In November 1993, Auxiliary Bishop Alfred C. Hughes of the Archdiocese of Boston, was installed as Baton Rouge's fourth bishop. He continued to emphasize spiritual growth for the Catholic people of the diocese, especially by active social justice programs and deeper doctrinal formation in accord with the Catechism of the Catholic Church. He called courageously for fidelity to the Church and to her teachings in confronting the secularism of the modern world. He reorganized diocesan programs of vocational recruitment and began a comprehensive process designed to cope with declining numbers of ordained ministers in local parishes. A major capital fundraising campaign, designed to achieve certain specific objectives and focus attention on the need for the Church to face the future with confidence and faith, was overwhelmingly successful.
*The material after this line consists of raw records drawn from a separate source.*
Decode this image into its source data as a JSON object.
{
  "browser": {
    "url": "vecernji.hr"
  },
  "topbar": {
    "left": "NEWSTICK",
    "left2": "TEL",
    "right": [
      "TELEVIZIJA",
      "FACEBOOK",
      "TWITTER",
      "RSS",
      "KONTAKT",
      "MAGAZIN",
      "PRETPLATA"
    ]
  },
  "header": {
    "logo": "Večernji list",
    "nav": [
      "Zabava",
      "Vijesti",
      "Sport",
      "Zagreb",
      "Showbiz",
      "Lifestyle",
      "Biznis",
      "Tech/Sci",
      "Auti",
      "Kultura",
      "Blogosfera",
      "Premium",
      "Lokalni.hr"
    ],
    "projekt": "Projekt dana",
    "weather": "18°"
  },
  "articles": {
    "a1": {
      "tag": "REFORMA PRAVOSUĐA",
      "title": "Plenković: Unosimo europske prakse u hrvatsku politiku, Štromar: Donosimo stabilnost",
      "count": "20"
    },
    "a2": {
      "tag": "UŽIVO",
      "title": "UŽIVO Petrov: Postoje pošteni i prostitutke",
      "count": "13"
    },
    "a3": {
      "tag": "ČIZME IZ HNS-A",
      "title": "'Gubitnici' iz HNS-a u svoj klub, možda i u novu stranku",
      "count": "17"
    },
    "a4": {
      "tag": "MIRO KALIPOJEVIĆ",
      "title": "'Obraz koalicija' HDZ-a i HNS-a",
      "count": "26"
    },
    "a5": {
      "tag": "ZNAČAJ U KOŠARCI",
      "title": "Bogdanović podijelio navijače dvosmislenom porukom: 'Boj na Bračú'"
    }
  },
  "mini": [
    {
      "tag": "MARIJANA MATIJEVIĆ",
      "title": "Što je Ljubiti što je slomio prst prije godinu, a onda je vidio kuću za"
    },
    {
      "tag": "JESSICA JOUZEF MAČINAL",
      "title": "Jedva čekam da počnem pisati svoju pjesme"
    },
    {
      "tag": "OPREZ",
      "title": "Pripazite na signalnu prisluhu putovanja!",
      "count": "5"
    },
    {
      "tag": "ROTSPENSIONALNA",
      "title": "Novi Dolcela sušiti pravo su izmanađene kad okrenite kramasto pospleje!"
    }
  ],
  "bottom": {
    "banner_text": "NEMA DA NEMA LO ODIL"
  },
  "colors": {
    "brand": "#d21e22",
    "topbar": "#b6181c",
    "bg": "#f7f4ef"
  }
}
In February 2001, Pope John Paul II appointed Bishop Hughes as Coadjutor Archbishop of New Orleans, where he subsequently succeeded the metropolitan archbishop in January 2002.

2018 sexual abuse scandal[edit]

In February 2018, a lawsuit for sexual abuse which was filed against the Diocese of Baton Rouge and one of its priests, Father Jeff Bayhi, in 2009 by alleged abuse victim Rebecca Mayeux and her parents, due to the reliance on what another priest heard in confession as a major source of evidence.[5] Bayhi was accused in the lawsuit of acknowledging that Rebecca Mayeux confessed to her that she was sexually abused by George Charlet Jr., another priest of the Diocese of Baton Rouge, and that both Bayhi and the Diocese refused to report the abuse to law enforcement.[5] The Louisiana Supreme Court had previously ruled that the Catholic Seal of Confession is legally protected, with a Diocese lawyer also noting that breaking the seal triggers automatic excommunication.[5] However. the lawsuit against the estate of Charlet, who died in 2009, remained ongoing.[5]

In January 2019, the Roman Catholic diocese released the names of 37 former clergy who had been accused of committing acts of sexual abuse while serving the diocese.[6] The diocese added four more names to the list in February 2019,[6] two more names in July 2019,[7] two more names in January 2020,[8] and another name in July 2020,[9] bringing the current total to 46.


Bishops of Baton Rouge[edit]

  1. Robert Emmet Tracy (1961-1974)
  2. Joseph Vincent Sullivan (1974-1982)
  3. Stanley Joseph Ott (1983-1992)
  4. Alfred Clifton Hughes (1993-2001), appointed Archbishop of New Orleans
  5. Robert William Muench (2002-2018)
  6. Michael Gerard Duca (2018–present)

Other priests of this diocese who became bishops[edit]


High schools:


The diocese is divided into 5 deaneries.

  • Northeast Deanery
  • Northwest Deanery
  • Baton Rouge Deanery
  • East Central Deanery
  • South

Ecclesiastical Province of New Orleans[edit]

See: Province of New Orleans


  1. ^ "Our Coat of Arms". Roman Catholic Diocese of Baton Rouge.
  2. ^ "History". Retrieved 2014-01-24.
  3. ^ "Statistics". Retrieved 2014-01-24.
  4. ^ "St. Francis Chapel". St. Mary of False River Catholic Church. Retrieved 22 June 2014.
  5. ^ a b c d Gremillion, Nick. "Diocese of Baton Rouge adds two more names to list of credibly accused clergy members".
  6. ^ a b report, Advocate staff. "45 Baton Rouge-area clergy members on diocese's official sex abuse list: See names, more". The Advocate.
  7. ^ writer, LEA SKENE | Staff. "Baton Rouge Diocese adds two more names to list of clergy accused of abuse". The Advocate.
  8. ^ [1][dead link]
  9. ^ Gremillion, Nick. "Diocese of Baton Rouge adds name to list of credibly accused clergy members".

External links[edit]

Coordinates: 30°27′29″N 91°08′25″W / 30.45806°N 91.14028°W / 30.45806; -91.14028